notes from a small vicar
from a parish
in Liverpool, UK

    Saturday, June 10, 2006
    Everyday Labyrinth
     


    It's the shortest walk. But the longest. The Labyrinth. Short, because it all takes place within a circle about 12.5 metres in diameter, the length of the path only 260 metres. Long, because it's a slow walk. A deliberate walk. A radically engaged walk. The Altared Images labyrinth, which I walked this morning in Failsworth, is based on the one at Chartres Cathedral. The ancients used to call that La lieue - the league: which is a distance of about three miles. Because in the Middle Ages some pilgrims would walk the labyrinth on their knees, which would take about an hour, or the time needed to walk three miles.

    I have walked quite a few labyrinths in the past few years: portable canvas ones like today's, ones etched into Cambridgeshire church and cathedral floors (Bourn, Ely), turf mazes cut into village greens (Hilton), the extravagantly large brick maze on Saffron Walden common, and a surprise one in concrete on the campus of Lancaster University. Each time the walk has gone the same - walk in, stop at the centre, walk out. But each time the walk has felt different. Saffron Walden's - shared with children running around and dancing in the mound at the maze's centre; Ely - dodging tourists who, eyes aloft, failed to see where I was walking.

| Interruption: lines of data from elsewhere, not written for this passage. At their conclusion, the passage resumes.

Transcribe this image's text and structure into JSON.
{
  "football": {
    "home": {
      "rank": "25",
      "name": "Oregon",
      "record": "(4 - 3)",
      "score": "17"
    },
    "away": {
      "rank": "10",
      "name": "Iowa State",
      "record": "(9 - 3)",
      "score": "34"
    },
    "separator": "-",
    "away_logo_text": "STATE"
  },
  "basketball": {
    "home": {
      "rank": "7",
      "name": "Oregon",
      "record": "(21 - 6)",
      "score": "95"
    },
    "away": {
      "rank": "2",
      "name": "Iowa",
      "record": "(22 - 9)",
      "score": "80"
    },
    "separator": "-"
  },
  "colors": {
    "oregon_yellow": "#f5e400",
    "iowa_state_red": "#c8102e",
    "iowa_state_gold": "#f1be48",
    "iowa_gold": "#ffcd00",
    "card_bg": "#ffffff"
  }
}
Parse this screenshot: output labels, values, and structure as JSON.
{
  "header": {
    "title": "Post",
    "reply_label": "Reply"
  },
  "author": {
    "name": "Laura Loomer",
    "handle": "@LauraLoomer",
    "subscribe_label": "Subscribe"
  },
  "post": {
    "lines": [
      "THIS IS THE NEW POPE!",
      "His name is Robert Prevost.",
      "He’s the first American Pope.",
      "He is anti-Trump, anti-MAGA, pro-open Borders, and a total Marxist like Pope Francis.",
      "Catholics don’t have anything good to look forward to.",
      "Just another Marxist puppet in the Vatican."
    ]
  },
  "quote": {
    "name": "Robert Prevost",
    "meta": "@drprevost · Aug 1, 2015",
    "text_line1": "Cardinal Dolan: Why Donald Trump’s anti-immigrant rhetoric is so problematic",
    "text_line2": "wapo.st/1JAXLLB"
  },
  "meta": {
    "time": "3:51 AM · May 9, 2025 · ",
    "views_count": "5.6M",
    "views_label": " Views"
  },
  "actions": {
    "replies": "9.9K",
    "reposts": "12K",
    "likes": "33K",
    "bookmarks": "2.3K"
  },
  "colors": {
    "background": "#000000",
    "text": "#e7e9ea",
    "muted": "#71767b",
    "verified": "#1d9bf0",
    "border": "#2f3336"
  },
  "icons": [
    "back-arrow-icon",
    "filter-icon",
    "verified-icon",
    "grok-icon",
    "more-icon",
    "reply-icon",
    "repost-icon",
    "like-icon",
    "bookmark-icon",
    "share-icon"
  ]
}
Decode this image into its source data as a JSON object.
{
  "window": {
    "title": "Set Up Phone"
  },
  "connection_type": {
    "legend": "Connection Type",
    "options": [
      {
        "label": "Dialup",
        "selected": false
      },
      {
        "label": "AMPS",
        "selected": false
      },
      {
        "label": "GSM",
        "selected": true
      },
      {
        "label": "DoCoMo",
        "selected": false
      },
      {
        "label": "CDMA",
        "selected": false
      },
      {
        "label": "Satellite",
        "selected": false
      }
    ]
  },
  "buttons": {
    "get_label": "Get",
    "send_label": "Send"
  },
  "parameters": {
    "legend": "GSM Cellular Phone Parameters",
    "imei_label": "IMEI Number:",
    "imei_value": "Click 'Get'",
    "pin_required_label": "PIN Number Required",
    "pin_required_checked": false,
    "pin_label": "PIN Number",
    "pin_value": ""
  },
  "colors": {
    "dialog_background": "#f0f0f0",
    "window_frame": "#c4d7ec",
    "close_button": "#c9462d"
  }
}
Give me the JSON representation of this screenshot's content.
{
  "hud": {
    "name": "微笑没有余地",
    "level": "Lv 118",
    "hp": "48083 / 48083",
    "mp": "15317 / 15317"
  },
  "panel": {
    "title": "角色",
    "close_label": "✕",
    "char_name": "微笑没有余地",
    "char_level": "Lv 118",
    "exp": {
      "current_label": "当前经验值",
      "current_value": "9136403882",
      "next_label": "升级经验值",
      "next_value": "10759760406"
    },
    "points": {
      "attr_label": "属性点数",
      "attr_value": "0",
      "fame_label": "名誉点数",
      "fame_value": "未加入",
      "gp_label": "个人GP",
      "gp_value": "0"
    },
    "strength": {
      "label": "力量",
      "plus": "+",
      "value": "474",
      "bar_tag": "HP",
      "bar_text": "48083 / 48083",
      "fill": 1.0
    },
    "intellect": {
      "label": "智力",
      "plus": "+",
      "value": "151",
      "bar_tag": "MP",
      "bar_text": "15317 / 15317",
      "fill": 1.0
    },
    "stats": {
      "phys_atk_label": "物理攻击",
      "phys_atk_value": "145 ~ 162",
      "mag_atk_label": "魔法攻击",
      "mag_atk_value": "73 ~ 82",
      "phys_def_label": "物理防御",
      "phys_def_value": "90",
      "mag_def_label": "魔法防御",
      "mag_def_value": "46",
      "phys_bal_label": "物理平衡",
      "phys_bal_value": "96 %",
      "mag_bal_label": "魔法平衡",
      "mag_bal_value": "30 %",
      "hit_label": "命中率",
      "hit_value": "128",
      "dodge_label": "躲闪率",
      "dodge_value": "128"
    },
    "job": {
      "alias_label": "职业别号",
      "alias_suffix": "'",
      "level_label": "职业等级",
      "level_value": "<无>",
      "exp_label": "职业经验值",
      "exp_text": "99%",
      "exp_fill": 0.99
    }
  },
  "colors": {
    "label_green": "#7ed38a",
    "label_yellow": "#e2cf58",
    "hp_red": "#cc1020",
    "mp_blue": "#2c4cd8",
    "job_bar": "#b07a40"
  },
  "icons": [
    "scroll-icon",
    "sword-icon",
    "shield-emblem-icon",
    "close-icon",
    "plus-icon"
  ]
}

    Today's walk was quite sober, quite reflective, quite profound, walking it with some other Iona Community folk in a serious focussed mood, and I felt refreshed by that. Got me thinking what a pity it is that the labyrinth experience is so rare - unless you live near one. Until I remembered that the labyrinth experience is really just a walk - with a focus, an intention, and a central point to stop and reflect. The shape would be different but you could do a 'labyrinth' walk wherever you are - select a central point to stop and reflect and walk to and from it engaged, with focus and intention. The Everyday Labyrinth: it might catch on.